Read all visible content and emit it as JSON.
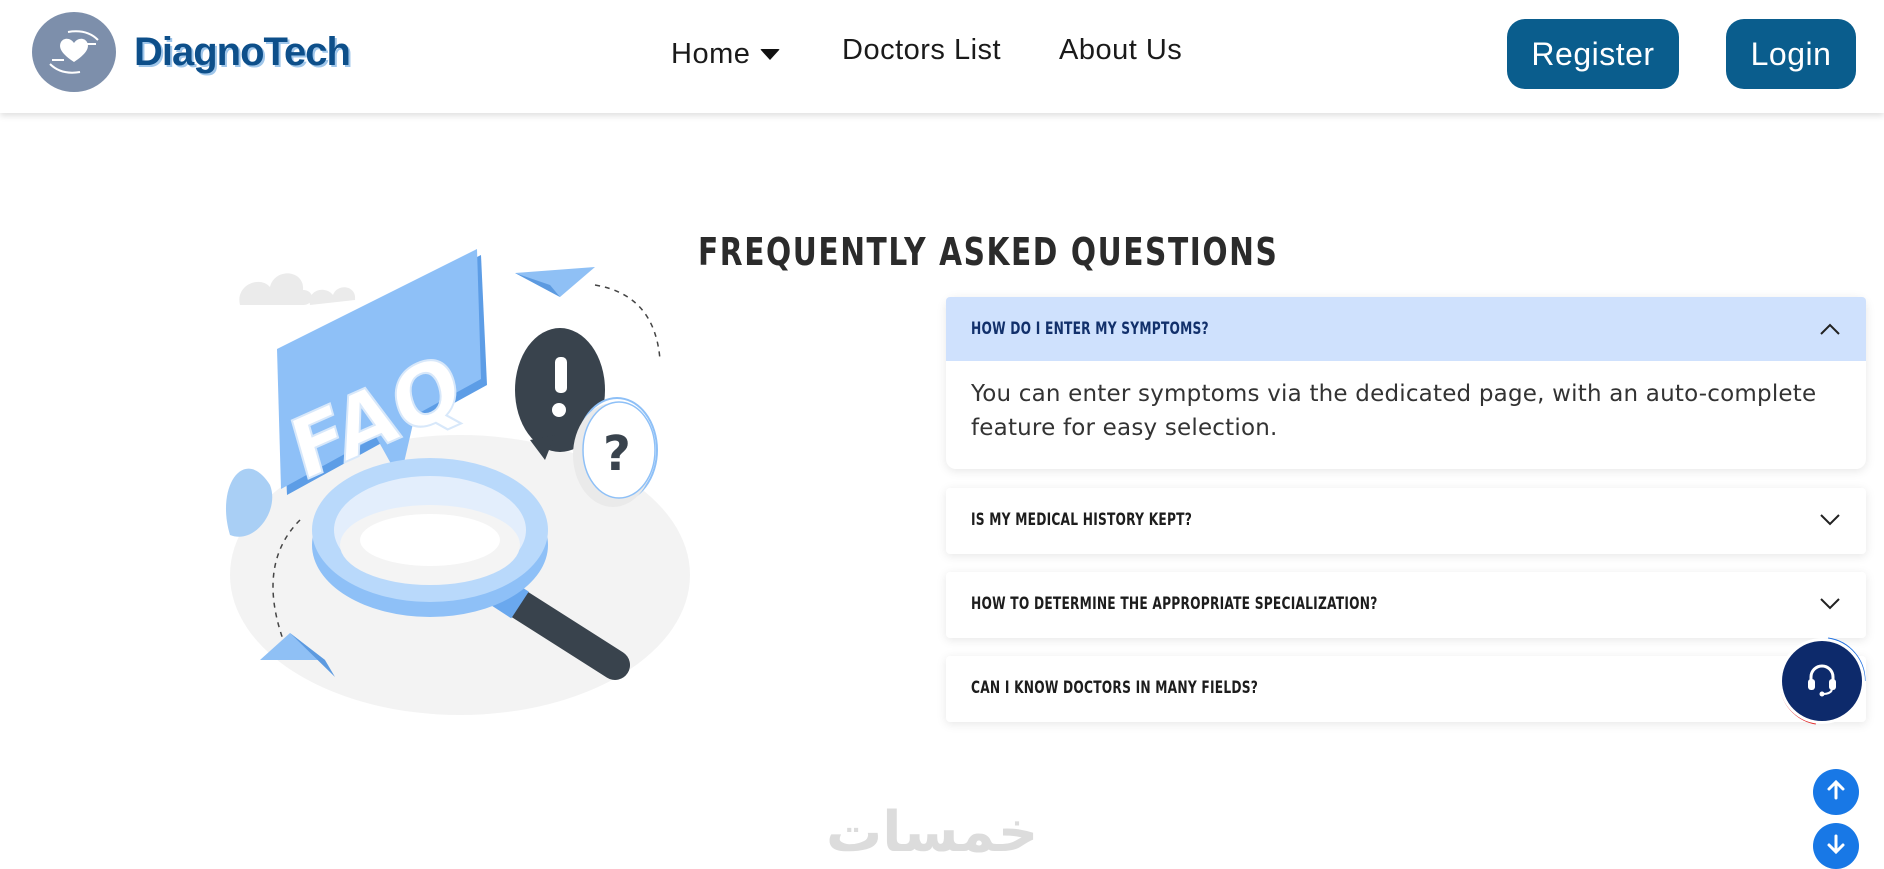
{
  "header": {
    "brand": "DiagnoTech",
    "logo_icon": "heart-hands-icon",
    "nav": {
      "home": "Home",
      "doctors": "Doctors List",
      "about": "About Us"
    },
    "register_label": "Register",
    "login_label": "Login"
  },
  "faq": {
    "title": "FREQUENTLY ASKED QUESTIONS",
    "illustration_label": "FAQ",
    "items": [
      {
        "question": "HOW DO I ENTER MY SYMPTOMS?",
        "answer": "You can enter symptoms via the dedicated page, with an auto-complete feature for easy selection.",
        "expanded": true
      },
      {
        "question": "IS MY MEDICAL HISTORY KEPT?",
        "expanded": false
      },
      {
        "question": "HOW TO DETERMINE THE APPROPRIATE SPECIALIZATION?",
        "expanded": false
      },
      {
        "question": "CAN I KNOW DOCTORS IN MANY FIELDS?",
        "expanded": false
      }
    ]
  },
  "floating": {
    "support_icon": "headset-icon",
    "scroll_up_icon": "arrow-up-icon",
    "scroll_down_icon": "arrow-down-icon"
  },
  "watermark": "خمسات",
  "colors": {
    "brand": "#0d4f8a",
    "button": "#0a5d8d",
    "active_question_bg": "#cfe1fd",
    "support": "#0d2a6b",
    "scroll": "#1878e6"
  }
}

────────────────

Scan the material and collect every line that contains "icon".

    "logo_icon": "heart-hands-icon",
    "support_icon": "headset-icon",
    "scroll_up_icon": "arrow-up-icon",
    "scroll_down_icon": "arrow-down-icon"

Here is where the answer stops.